How can I diagnose a fault in my graphics card?


A graphics card (also known as a video card or GPU) is an important component of any computer system, especially those that are used for gaming or multimedia purposes. It is responsible for rendering images and video on your monitor and is essential for playing games and watching movies in 3D or high definition. When a fault occurs with the graphics card, it can cause a variety of issues such as slow performance, artifacting and display errors. Fortunately, there are a few steps you can take to diagnose the problem and get your system running again.

What to Look For
The first step in diagnosing a fault with a graphics card is to identify the symptoms that are being exhibited. Does the game or application run slowly or lag when compared to other applications? Is there an error message displayed on the screen? Are there any artifacts visible on the screen, such as lines or patches of color? These are all indications that there may be something wrong with the graphics card.

Use System Information
The next step is to use your computer’s system information tool to discover exactly what type of graphics card you have installed. This can usually be found in the Control Panel or under the “System” tab in Windows. You can also use the DirectX Diagnostic Tool (dxdiag) to check the system information. This will provide you with detailed information about your graphics card, including its make and model. With this information, you can search online for driver updates that may fix any issues you are having.
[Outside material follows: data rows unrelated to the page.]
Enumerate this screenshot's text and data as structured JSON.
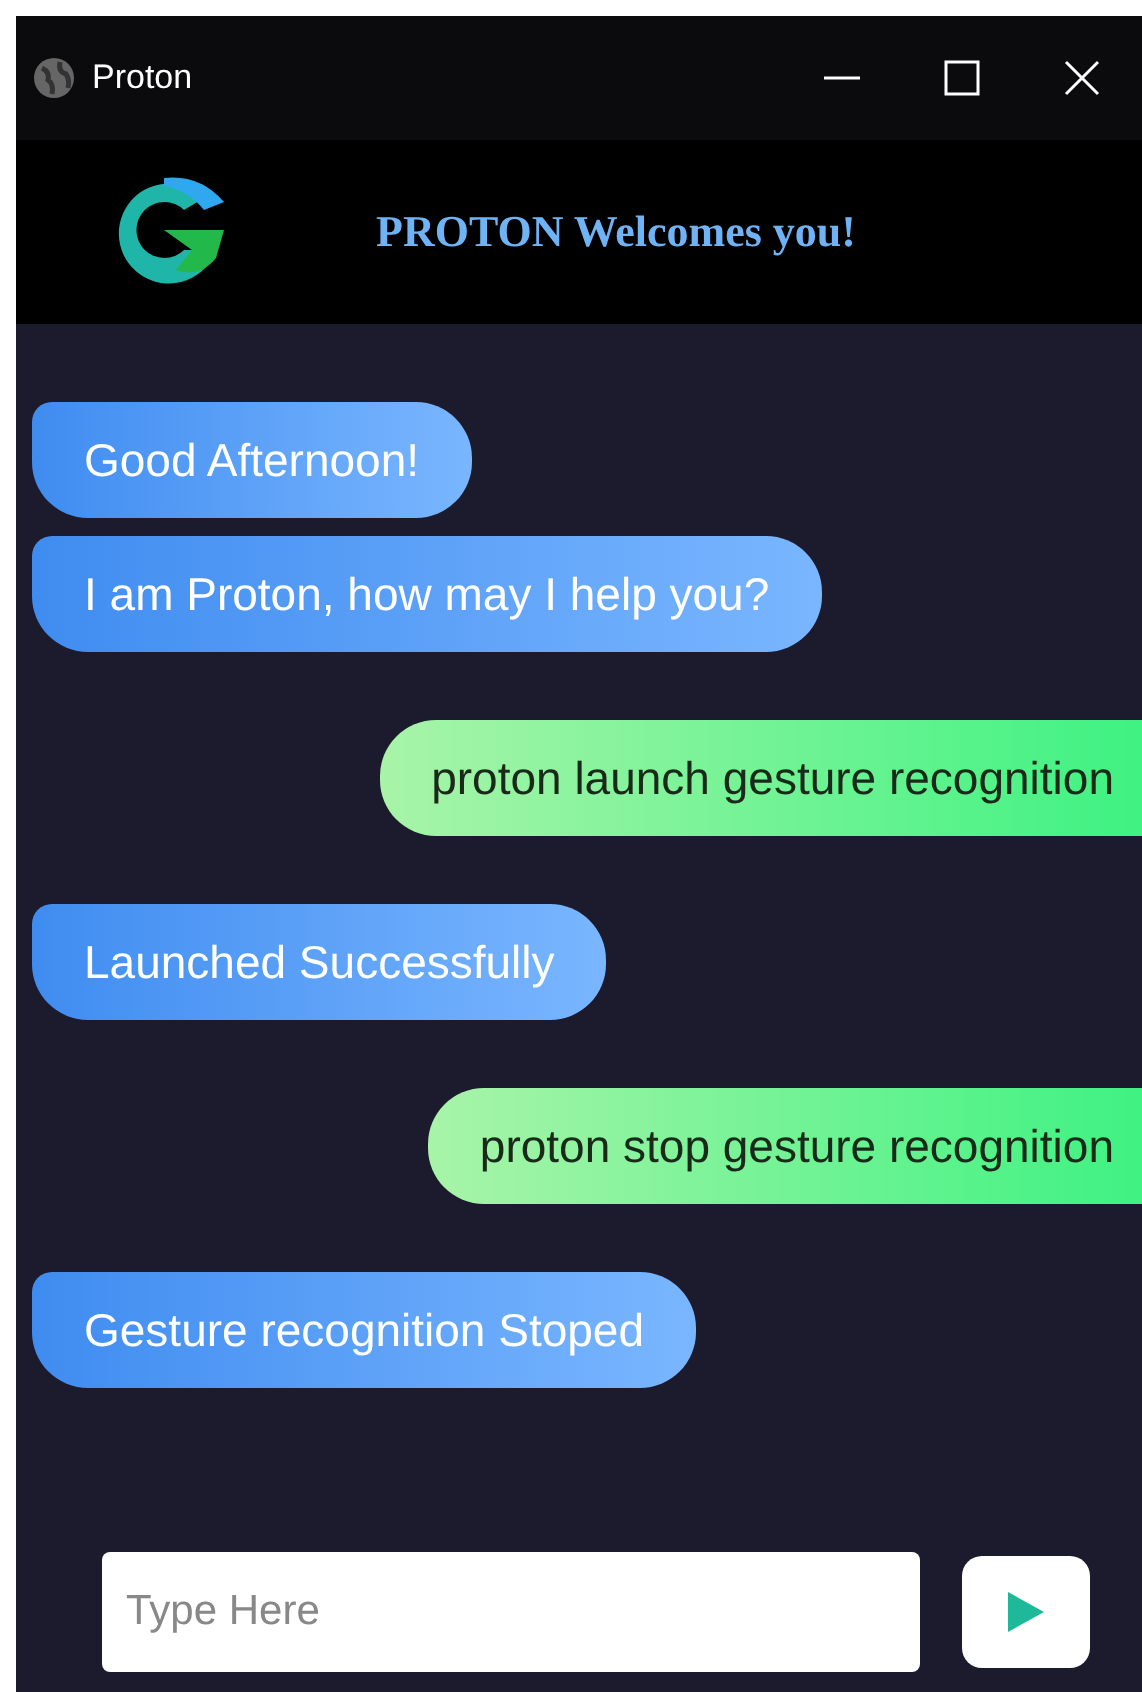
{
  "window": {
    "title": "Proton"
  },
  "header": {
    "title": "PROTON Welcomes you!"
  },
  "messages": [
    {
      "kind": "bot",
      "text": "Good Afternoon!"
    },
    {
      "kind": "bot",
      "text": "I am Proton, how may I help you?"
    },
    {
      "kind": "user",
      "text": "proton launch gesture recognition"
    },
    {
      "kind": "bot",
      "text": "Launched Successfully"
    },
    {
      "kind": "user",
      "text": "proton stop gesture recognition"
    },
    {
      "kind": "bot",
      "text": "Gesture recognition Stoped"
    }
  ],
  "input": {
    "placeholder": "Type Here"
  }
}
Check the Power Supply
Another thing to check is the power supply of your computer. If it is not supplying enough power to the graphics card, this could cause instability and graphical issues. You should ensure that the power supply is rated for a higher wattage than your graphics card’s recommended requirement.
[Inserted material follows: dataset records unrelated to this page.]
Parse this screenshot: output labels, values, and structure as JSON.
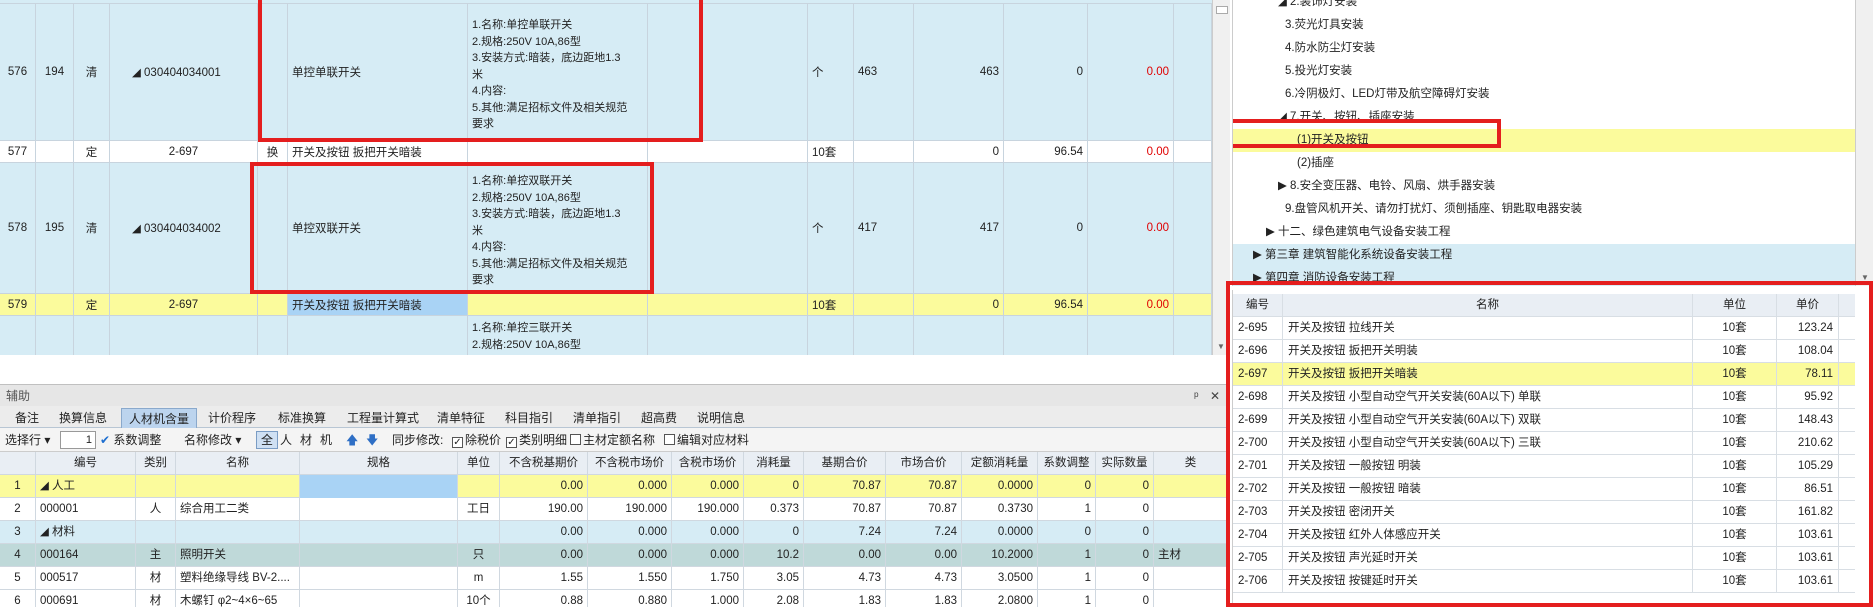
{
  "bill_rows": [
    {
      "seq": "576",
      "no": "194",
      "kind": "清",
      "code": "◢ 030404034001",
      "conv": "",
      "name": "单控单联开关",
      "features": [
        "1.名称:单控单联开关",
        "2.规格:250V 10A,86型",
        "3.安装方式:暗装，底边距地1.3",
        "米",
        "4.内容:",
        "5.其他:满足招标文件及相关规范",
        "要求"
      ],
      "unit": "个",
      "qty": "463",
      "qty2": "463",
      "price": "0",
      "total": "0.00"
    },
    {
      "seq": "577",
      "no": "",
      "kind": "定",
      "code": "2-697",
      "conv": "换",
      "name": "开关及按钮 扳把开关暗装",
      "features": [],
      "unit": "10套",
      "qty": "",
      "qty2": "0",
      "price": "96.54",
      "total": "0.00"
    },
    {
      "seq": "578",
      "no": "195",
      "kind": "清",
      "code": "◢ 030404034002",
      "conv": "",
      "name": "单控双联开关",
      "features": [
        "1.名称:单控双联开关",
        "2.规格:250V 10A,86型",
        "3.安装方式:暗装，底边距地1.3",
        "米",
        "4.内容:",
        "5.其他:满足招标文件及相关规范",
        "要求"
      ],
      "unit": "个",
      "qty": "417",
      "qty2": "417",
      "price": "0",
      "total": "0.00"
    },
    {
      "seq": "579",
      "no": "",
      "kind": "定",
      "code": "2-697",
      "conv": "",
      "name": "开关及按钮 扳把开关暗装",
      "features": [],
      "unit": "10套",
      "qty": "",
      "qty2": "0",
      "price": "96.54",
      "total": "0.00"
    },
    {
      "seq": "",
      "no": "",
      "kind": "",
      "code": "",
      "conv": "",
      "name": "",
      "features": [
        "1.名称:单控三联开关",
        "2.规格:250V 10A,86型"
      ],
      "unit": "",
      "qty": "",
      "qty2": "",
      "price": "",
      "total": ""
    }
  ],
  "aux": {
    "title": "辅助",
    "pin": "ᵖ",
    "close": "✕",
    "tabs": [
      "备注",
      "换算信息",
      "人材机含量",
      "计价程序",
      "标准换算",
      "工程量计算式",
      "清单特征",
      "科目指引",
      "清单指引",
      "超高费",
      "说明信息"
    ],
    "toolbar": {
      "select_row": "选择行",
      "count_value": "1",
      "coef_adjust": "系数调整",
      "name_modify": "名称修改",
      "filter_all": "全",
      "filter_ren": "人",
      "filter_cai": "材",
      "filter_ji": "机",
      "sync_modify": "同步修改:",
      "tax_price": "除税价",
      "category_detail": "类别明细",
      "main_quota_name": "主材定额名称",
      "edit_material": "编辑对应材料"
    },
    "columns": [
      "编号",
      "类别",
      "名称",
      "规格",
      "单位",
      "不含税基期价",
      "不含税市场价",
      "含税市场价",
      "消耗量",
      "基期合价",
      "市场合价",
      "定额消耗量",
      "系数调整",
      "实际数量",
      "类"
    ],
    "rows": [
      {
        "idx": "1",
        "code": "◢ 人工",
        "cat": "",
        "name": "",
        "spec": "",
        "unit": "",
        "base": "0.00",
        "mkt": "0.000",
        "mkt_tax": "0.000",
        "cons": "0",
        "base_sum": "70.87",
        "mkt_sum": "70.87",
        "quota_cons": "0.0000",
        "coef": "0",
        "actual": "0",
        "extra": "",
        "style": "yel"
      },
      {
        "idx": "2",
        "code": "000001",
        "cat": "人",
        "name": "综合用工二类",
        "spec": "",
        "unit": "工日",
        "base": "190.00",
        "mkt": "190.000",
        "mkt_tax": "190.000",
        "cons": "0.373",
        "base_sum": "70.87",
        "mkt_sum": "70.87",
        "quota_cons": "0.3730",
        "coef": "1",
        "actual": "0",
        "extra": "",
        "style": "wht"
      },
      {
        "idx": "3",
        "code": "◢ 材料",
        "cat": "",
        "name": "",
        "spec": "",
        "unit": "",
        "base": "0.00",
        "mkt": "0.000",
        "mkt_tax": "0.000",
        "cons": "0",
        "base_sum": "7.24",
        "mkt_sum": "7.24",
        "quota_cons": "0.0000",
        "coef": "0",
        "actual": "0",
        "extra": "",
        "style": "blu"
      },
      {
        "idx": "4",
        "code": "000164",
        "cat": "主",
        "name": "照明开关",
        "spec": "",
        "unit": "只",
        "base": "0.00",
        "mkt": "0.000",
        "mkt_tax": "0.000",
        "cons": "10.2",
        "base_sum": "0.00",
        "mkt_sum": "0.00",
        "quota_cons": "10.2000",
        "coef": "1",
        "actual": "0",
        "extra": "主材",
        "style": "gray"
      },
      {
        "idx": "5",
        "code": "000517",
        "cat": "材",
        "name": "塑料绝缘导线 BV-2....",
        "spec": "",
        "unit": "m",
        "base": "1.55",
        "mkt": "1.550",
        "mkt_tax": "1.750",
        "cons": "3.05",
        "base_sum": "4.73",
        "mkt_sum": "4.73",
        "quota_cons": "3.0500",
        "coef": "1",
        "actual": "0",
        "extra": "",
        "style": "wht"
      },
      {
        "idx": "6",
        "code": "000691",
        "cat": "材",
        "name": "木螺钉 φ2~4×6~65",
        "spec": "",
        "unit": "10个",
        "base": "0.88",
        "mkt": "0.880",
        "mkt_tax": "1.000",
        "cons": "2.08",
        "base_sum": "1.83",
        "mkt_sum": "1.83",
        "quota_cons": "2.0800",
        "coef": "1",
        "actual": "0",
        "extra": "",
        "style": "wht"
      }
    ]
  },
  "tree": {
    "items": [
      {
        "text": "◢ 2.装饰灯安装",
        "indent": 45,
        "style": ""
      },
      {
        "text": "3.荧光灯具安装",
        "indent": 52,
        "style": ""
      },
      {
        "text": "4.防水防尘灯安装",
        "indent": 52,
        "style": ""
      },
      {
        "text": "5.投光灯安装",
        "indent": 52,
        "style": ""
      },
      {
        "text": "6.冷阴极灯、LED灯带及航空障碍灯安装",
        "indent": 52,
        "style": ""
      },
      {
        "text": "◢ 7.开关、按钮、插座安装",
        "indent": 45,
        "style": ""
      },
      {
        "text": "(1)开关及按钮",
        "indent": 64,
        "style": "sel"
      },
      {
        "text": "(2)插座",
        "indent": 64,
        "style": ""
      },
      {
        "text": "▶ 8.安全变压器、电铃、风扇、烘手器安装",
        "indent": 45,
        "style": ""
      },
      {
        "text": "9.盘管风机开关、请勿打扰灯、须刨插座、钥匙取电器安装",
        "indent": 52,
        "style": ""
      },
      {
        "text": "▶ 十二、绿色建筑电气设备安装工程",
        "indent": 33,
        "style": ""
      },
      {
        "text": "▶ 第三章 建筑智能化系统设备安装工程",
        "indent": 20,
        "style": "blue"
      },
      {
        "text": "▶ 第四章 消防设备安装工程",
        "indent": 20,
        "style": "blue"
      }
    ]
  },
  "quota": {
    "columns": [
      "编号",
      "名称",
      "单位",
      "单价"
    ],
    "rows": [
      {
        "code": "2-695",
        "name": "开关及按钮 拉线开关",
        "unit": "10套",
        "price": "123.24",
        "sel": false
      },
      {
        "code": "2-696",
        "name": "开关及按钮 扳把开关明装",
        "unit": "10套",
        "price": "108.04",
        "sel": false
      },
      {
        "code": "2-697",
        "name": "开关及按钮 扳把开关暗装",
        "unit": "10套",
        "price": "78.11",
        "sel": true
      },
      {
        "code": "2-698",
        "name": "开关及按钮 小型自动空气开关安装(60A以下) 单联",
        "unit": "10套",
        "price": "95.92",
        "sel": false
      },
      {
        "code": "2-699",
        "name": "开关及按钮 小型自动空气开关安装(60A以下) 双联",
        "unit": "10套",
        "price": "148.43",
        "sel": false
      },
      {
        "code": "2-700",
        "name": "开关及按钮 小型自动空气开关安装(60A以下) 三联",
        "unit": "10套",
        "price": "210.62",
        "sel": false
      },
      {
        "code": "2-701",
        "name": "开关及按钮 一般按钮 明装",
        "unit": "10套",
        "price": "105.29",
        "sel": false
      },
      {
        "code": "2-702",
        "name": "开关及按钮 一般按钮 暗装",
        "unit": "10套",
        "price": "86.51",
        "sel": false
      },
      {
        "code": "2-703",
        "name": "开关及按钮 密闭开关",
        "unit": "10套",
        "price": "161.82",
        "sel": false
      },
      {
        "code": "2-704",
        "name": "开关及按钮 红外人体感应开关",
        "unit": "10套",
        "price": "103.61",
        "sel": false
      },
      {
        "code": "2-705",
        "name": "开关及按钮 声光延时开关",
        "unit": "10套",
        "price": "103.61",
        "sel": false
      },
      {
        "code": "2-706",
        "name": "开关及按钮 按键延时开关",
        "unit": "10套",
        "price": "103.61",
        "sel": false
      }
    ]
  },
  "colors": {
    "highlight_red": "#e41e1e",
    "row_blue": "#d6ecf5",
    "row_yellow": "#fbfb9c",
    "total_red": "#e00000"
  }
}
Check for Thermal Issues
If your computer is running too hot, this can also cause problems with your graphics card. This is especially true if you are trying to run intensive applications or games. Check your case fans and make sure they are all working properly, and ensure that there is adequate airflow inside your case. You can also check the temperatures of your GPU using a program like GPU-Z, which will tell you how hot your card is running. If the temperature is too high, you may need to invest in better cooling or a more powerful power supply.

Check the Display
If your graphics card is having issues with the display, it could be a driver issue or a hardware issue. First, try updating your drivers. If this does not work, then you may want to try connecting the display to a different port on the back of your computer. You can also check that all of your cables are connected correctly and firmly, and that the display itself is working properly. It may also be helpful to try connecting a different display to the same port, just to make sure the port is not the issue.

Test Your Graphics Card
Once you have done all of the above steps, you should try testing your graphics card to ensure that it is working properly. Many graphics cards come with their own diagnostic tools, which can help you pinpoint any issues with your card. Alternatively, you can use a program such as FurMark to perform an OpenGL benchmark test on your graphics card. This will give you a good idea of how well your card is performing.

Diagnosing a fault in a graphics card can be a daunting task, but by following these steps you can quickly identify the source of the problem. Check your system information, power supply, and thermal levels. Make sure all of your cables are connected properly and test your graphics card with a benchmarking tool. With a bit of investigation, you can solve the mystery of a faulty graphics card and get your computer running smoothly once again.